Part of a series on the films of Jeremy Irons
Chinese Box (1997) is not a remarkable film. My expectations shrank when I found out the director Wayne Wang also directed Maid in Manhattan (2002). Rather, I found interest in the various elements of Jeremy Irons’ career, and how it distills and reflects them within the backdrop of Hong Kong. Set during the 6 months before Hong Kong’s turnover to China in 1997, the film explores Hong Kong, a “Chinese Box” as it were, a puzzle to solve, though the lives of John (Irons), a British journalist, his sometimes lover Vivian (Li Gong), and the charming yet mysterious stranger Jean (Maggie Cheung). The film juggles a lot of elements – John and Vivian’s affair and their struggle to reconcile their relationship, John’s fascination (and creepy obsession) with Jean – amidst the backdrop of Hong Kong in transition.
The thread that ostensibly ties the various plot points together is John’s ruminations on Hong Kong.

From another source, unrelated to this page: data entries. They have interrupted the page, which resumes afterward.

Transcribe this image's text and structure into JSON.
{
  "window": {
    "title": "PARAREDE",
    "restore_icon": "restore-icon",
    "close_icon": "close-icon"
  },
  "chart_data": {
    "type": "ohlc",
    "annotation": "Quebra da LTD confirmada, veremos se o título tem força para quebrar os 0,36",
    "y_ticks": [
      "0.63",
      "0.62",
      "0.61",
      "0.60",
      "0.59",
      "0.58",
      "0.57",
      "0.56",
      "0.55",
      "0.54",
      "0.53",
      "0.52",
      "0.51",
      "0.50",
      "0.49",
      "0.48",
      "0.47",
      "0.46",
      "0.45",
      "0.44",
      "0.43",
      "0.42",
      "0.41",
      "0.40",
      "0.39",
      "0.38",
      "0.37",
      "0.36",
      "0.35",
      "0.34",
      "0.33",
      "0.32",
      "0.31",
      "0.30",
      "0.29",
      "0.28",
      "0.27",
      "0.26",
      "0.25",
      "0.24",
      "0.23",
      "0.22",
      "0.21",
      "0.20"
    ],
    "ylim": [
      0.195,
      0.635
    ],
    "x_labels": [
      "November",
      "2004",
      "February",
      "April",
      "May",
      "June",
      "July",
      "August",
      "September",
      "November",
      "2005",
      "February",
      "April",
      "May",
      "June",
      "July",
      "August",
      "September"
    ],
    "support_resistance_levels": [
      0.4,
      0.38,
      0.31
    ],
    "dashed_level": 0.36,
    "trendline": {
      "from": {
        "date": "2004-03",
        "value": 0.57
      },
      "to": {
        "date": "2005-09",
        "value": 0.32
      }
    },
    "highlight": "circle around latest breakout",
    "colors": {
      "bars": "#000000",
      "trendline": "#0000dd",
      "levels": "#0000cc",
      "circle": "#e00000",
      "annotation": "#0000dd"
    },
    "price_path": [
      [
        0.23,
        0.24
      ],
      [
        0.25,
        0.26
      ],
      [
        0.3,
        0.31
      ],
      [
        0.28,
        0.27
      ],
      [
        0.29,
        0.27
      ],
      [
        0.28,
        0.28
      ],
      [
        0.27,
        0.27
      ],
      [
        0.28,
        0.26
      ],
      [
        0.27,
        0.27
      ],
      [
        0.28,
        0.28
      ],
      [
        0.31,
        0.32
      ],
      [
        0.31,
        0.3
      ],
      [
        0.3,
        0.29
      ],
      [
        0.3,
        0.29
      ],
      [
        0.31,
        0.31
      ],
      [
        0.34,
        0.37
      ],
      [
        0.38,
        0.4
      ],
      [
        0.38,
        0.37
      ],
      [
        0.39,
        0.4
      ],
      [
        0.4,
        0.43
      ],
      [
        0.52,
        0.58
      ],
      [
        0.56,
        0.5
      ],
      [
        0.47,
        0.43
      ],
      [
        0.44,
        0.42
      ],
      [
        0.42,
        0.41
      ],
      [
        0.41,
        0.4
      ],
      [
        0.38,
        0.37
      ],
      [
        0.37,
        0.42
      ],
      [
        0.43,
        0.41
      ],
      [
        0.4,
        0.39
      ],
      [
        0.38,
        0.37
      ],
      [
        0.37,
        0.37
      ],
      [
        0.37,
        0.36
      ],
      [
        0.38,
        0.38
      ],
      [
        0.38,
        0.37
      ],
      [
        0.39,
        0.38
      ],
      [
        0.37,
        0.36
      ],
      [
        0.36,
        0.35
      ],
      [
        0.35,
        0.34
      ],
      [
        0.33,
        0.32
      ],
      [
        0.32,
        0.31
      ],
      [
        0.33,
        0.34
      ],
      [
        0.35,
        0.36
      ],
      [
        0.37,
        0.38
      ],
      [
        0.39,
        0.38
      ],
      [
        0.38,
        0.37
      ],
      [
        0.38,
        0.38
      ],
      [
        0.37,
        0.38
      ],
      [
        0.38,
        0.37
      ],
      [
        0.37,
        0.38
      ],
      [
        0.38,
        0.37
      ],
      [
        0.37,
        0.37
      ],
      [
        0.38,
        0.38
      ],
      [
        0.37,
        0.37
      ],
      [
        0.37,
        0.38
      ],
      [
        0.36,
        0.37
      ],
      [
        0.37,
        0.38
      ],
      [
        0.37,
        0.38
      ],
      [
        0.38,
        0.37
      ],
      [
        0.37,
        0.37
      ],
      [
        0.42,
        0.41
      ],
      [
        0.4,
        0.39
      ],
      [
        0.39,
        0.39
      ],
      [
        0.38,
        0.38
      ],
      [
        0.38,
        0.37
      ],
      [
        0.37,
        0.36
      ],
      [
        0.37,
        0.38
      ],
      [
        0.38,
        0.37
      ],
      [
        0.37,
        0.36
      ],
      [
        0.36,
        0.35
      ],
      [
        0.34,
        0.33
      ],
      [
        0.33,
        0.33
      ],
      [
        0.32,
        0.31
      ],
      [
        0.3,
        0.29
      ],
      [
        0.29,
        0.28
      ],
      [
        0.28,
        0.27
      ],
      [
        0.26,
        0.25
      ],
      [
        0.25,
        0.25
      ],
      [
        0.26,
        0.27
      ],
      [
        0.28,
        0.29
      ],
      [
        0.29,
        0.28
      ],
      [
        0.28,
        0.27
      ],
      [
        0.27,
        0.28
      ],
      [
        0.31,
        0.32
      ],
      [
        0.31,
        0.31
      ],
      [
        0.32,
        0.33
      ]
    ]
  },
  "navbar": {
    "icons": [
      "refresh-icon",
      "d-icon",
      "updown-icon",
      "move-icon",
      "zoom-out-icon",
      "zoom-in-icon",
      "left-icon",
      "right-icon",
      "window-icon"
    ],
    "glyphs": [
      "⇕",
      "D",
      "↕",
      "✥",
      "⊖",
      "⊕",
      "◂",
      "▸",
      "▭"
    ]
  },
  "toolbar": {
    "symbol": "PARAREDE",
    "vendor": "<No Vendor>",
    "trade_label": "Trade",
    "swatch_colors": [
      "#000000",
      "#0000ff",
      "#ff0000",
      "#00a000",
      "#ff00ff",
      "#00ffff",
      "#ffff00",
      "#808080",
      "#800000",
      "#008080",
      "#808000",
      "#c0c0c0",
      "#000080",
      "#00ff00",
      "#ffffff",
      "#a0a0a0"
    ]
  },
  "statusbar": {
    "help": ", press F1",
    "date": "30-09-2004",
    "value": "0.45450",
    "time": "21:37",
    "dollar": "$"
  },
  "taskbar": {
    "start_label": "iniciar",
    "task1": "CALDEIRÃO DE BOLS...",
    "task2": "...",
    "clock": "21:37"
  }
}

As John recounts to Vivian, he desires something that isn’t “here today, gone tomorrow.” Vivian responds that “You won’t find that in Hong Kong.” The encounter mirrors their relationship of course, one held in indeterminacy as Vivian struggles with living in Hong Kong as an immigrant from the mainland. But by the end of the film, the “Chinese Box” of Hong Kong, its mysterious essence, is that it is always changing. Scenes throughout the film, between business hot shots, British commentators, and more highlight this fact, but it never ties together as a fully realized theme as other Last Generation filmmakers have explored before. In fact, the film presents Hong Kong as a place of constant change from the beginning, so the film’s exploration on the subject never feels like it reaches a proper maturation.
At the beginning of the film, we see CG images within a Chinese box pass by, including a watch with Chairman Mao. The arm jitters about, as if time struggles to move forward, a reflection on the anxieties of the changes to Hong Kong.
Much of this film echoes similar explorations in British Hong Kong’s ‘Last Generation’ cinema, film that reflected the anxiety around Hong Kong’s turnover to China, initially announced in 1984. Films such as Rouge (1987), C’est La Vie, Mon Cheri (‘Xin buliao qing’, 1993), and Chunking Express (1994) explore the transient nature of Hong Kong, and reflect on the changes to come. In fact, Chris Doyle, the director of photography for Chunking Express, was the DP 2nd unit for Chinese Box, and I suspect he may have lent his apartment for filming for Chinese Box as he did for Chunking Express. The film is also similar to the previous entry in this series, Stealing Beauty (1996). Both films use handheld consumer cameras to clearly situate the film in the 90s, both films also deal with Irons dying from a serious illness (AIDS in Stealing Beauty, leukaemia in Chinese Box).
Irons’ character, a Briton, begins to die as the British empire in Hong Kong withers away. The parallels are quite clear, despite how John distances himself from his more narrow-minded British compatriots. Irons’ character reflects a decaying British presence in Hong Kong. The question then becomes, does his absolutely perverse behaviour throughout the film (slut-shamming Vivian, stalking Jean, treating both as objects rather that human beings) supposed to be a reflection or even critique of the British gaze and rule of Hong Kong? While Jean initially rebukes his investigative advances (he films her without her consent, and she forcefully shoves the camera away), John’s creepy behaviour is rarely critiqued in the film. When Jean tells a story of her being raped by her father and a police office through camera footage (a lie, but not known at the time), John and his male friend do not react, but rather evaluate the footage for its artistic merit, and discuss whether they would have sex with her based on the damage she may have received from the abuse. Is the takeaway that John is a reflection of the colonial mindset? Perhaps. Throughout the film, John is linked to images and sounds of a beating heart, such as the beating hearts of freshly butchered fish in the market or the beat of the factory machinery nearby. In the end of the film, John sits and closes his eyes on a pier of Hong Kong, filming himself. Meanwhile, Vivian looks at a beating heart in the market, and the film cuts to credits. Does John finally succumb to his leukaemia and die, like the fading British empire? The film leaves it ambiguous, as we never see the heart stop beating, and the sound of the machinery only stops when the credits rise. In the end, if the film was critiquing the colonial gaze through the character of John, his arc would require much more criticism for his creepy, obsessive behaviour with the women in his life.
Of course, Irons playing a creepy stalker is well at home in his portfolio of playing perverse characters. The film’s attempt at reflection on a serious subject (the transfer of Hong Kong) fits right into his portfolio as well. At the very least, Chinese Box made me recognize again that Irons often narrates the films he stars in, a trend that started right from the beginning of his career in Brideshead Revisited (1981). Irons’ deep, weathered voice makes for excellent narration material, and many films capitalize on this asset.
Overall, this film is a somewhat forgettable entry into Irons’ career. While the main trio of actors are excellent, the material fails to give a compelling story.